Calling for help in an emergency is often taken for granted as something that is just there if we need it.
But providing access to local emergency services, whatever your location, is required by the FCC in the US, as well as a lot of other regulatory bodies around the world.
Keeping up with regulations
But if you plan to migrate your communications services into the cloud and away from the PSTN, how do you keep up with complex regulations?
Well, because of how truly complex global regulations can be, the ability to call emergency services isn’t something every provider offers. In fact, to remain compliant, most organizations still opt for an “emergency” landline telephone in the office, but even that comes with its own complexities and costs.
On top of all that, even though both the US and Europe require carriers to provide the ability to call emergency services, the exact specifics of the requirements can vary quite dramatically based on specific locations.
The US, for example, has a surprisingly large amount of legislation governing emergency number access with Kari’s Law being the latest notable addition.
From February 16, 2020, a significant change will be required to the way that 911 calls are delivered in the US. The reason behind this new legislation might make you question why it took so long for change to occur.
One fateful evening in December 2013, the then 9-year-old daughter of Kari Hunt tried repeatedly to dial 911 as her father murdered her mother. Because the hotel they had been staying at deployed a multiline telephone system (MLTS) that required she press ‘9’ to dial out, her calls for help were never answered.
It was this tragedy that prompted Congress to pass Kari’s Law Act of 2017, which was signed into law in 2018 and comes into effect early next year.
Kari’s Law mandates that all phone systems must be configured in a manner that enables calls to be routed directly to a 911 operator without the need to press an additional number or enter a code – regardless of the type of device or the location that the call is being made from.
The Act applies to manufacturers and businesses that install, manage or operate multi-line telephone systems. Any business found to be in ‘willful and knowing’ non-compliance faces potential fines of up to $10,000.
While the direct dialing requirement of Kari’s Law specifically relates to the US, similar laws are also set to come into effect in Canada and the EU. If you operate an MLTS, you have a duty to ensure that it is compliant.
Some other US regulations affecting access to emergency services include:
- The FCC’s VoIP E911 Regulations – VoIP telephone services using the PSTN need to automatically provide a call back number and, in most cases, location information to the emergency services.
- Dispatchable Location Requirements – 50% of wireless calls must provide a dispatch location or a caller location accurate up to 50-meters.
On top of all that; regulation also varies dramatically depending on the state.
Outside the US
Expanding your horizon to include international markets only further complicates the picture.
In the EU for example, services such as Skype and WhatsApp are required to comply with some of the same regulatory requirements imposed on traditional telcos.
Member states are required to institute specific rules for compensation or penalties in the event that a provider of electronic communications services is found guilty of misconduct.
Basically, unless there is a designated role for compliance in each territory, it’s impossible for employees to keep all regulations, from each location, top of mind.
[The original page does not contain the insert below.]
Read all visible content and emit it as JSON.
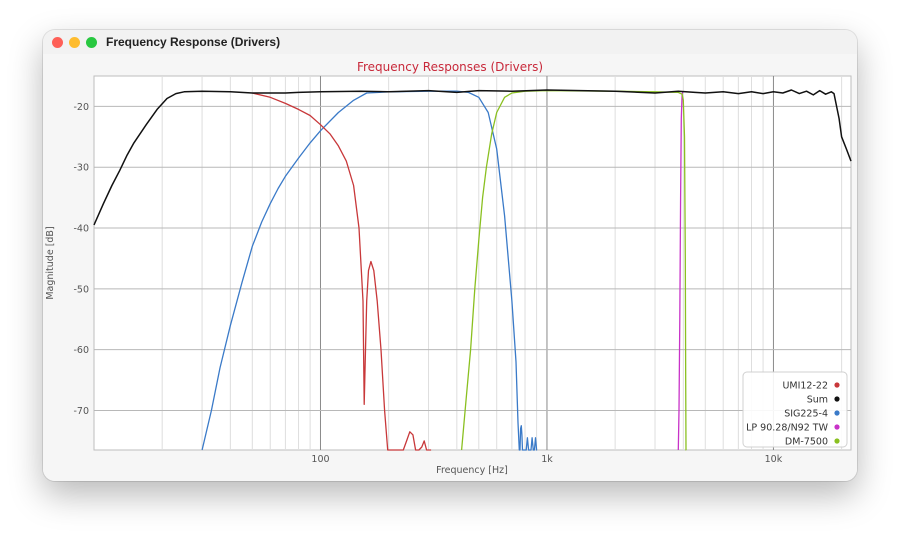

What Can be Done?
So let’s say you’re setting up a VoIP-based phone system for your company, how do you make sure that you and your coworkers can make emergency calls from your office?:
- Buy and install fixed-line phones for emergencies and pay a hefty amount to keep them connected.
- Do nothing and pray that disaster never strikes to add a little suspense to daily office life, not to mention your next regulatory audit
- Work with a provider that offers compliant voice access to local emergency services.
CIOs have a lot on their minds, so how can they keep compliance as a top priority in order to avoid the regulatory pitfalls of corporate communication?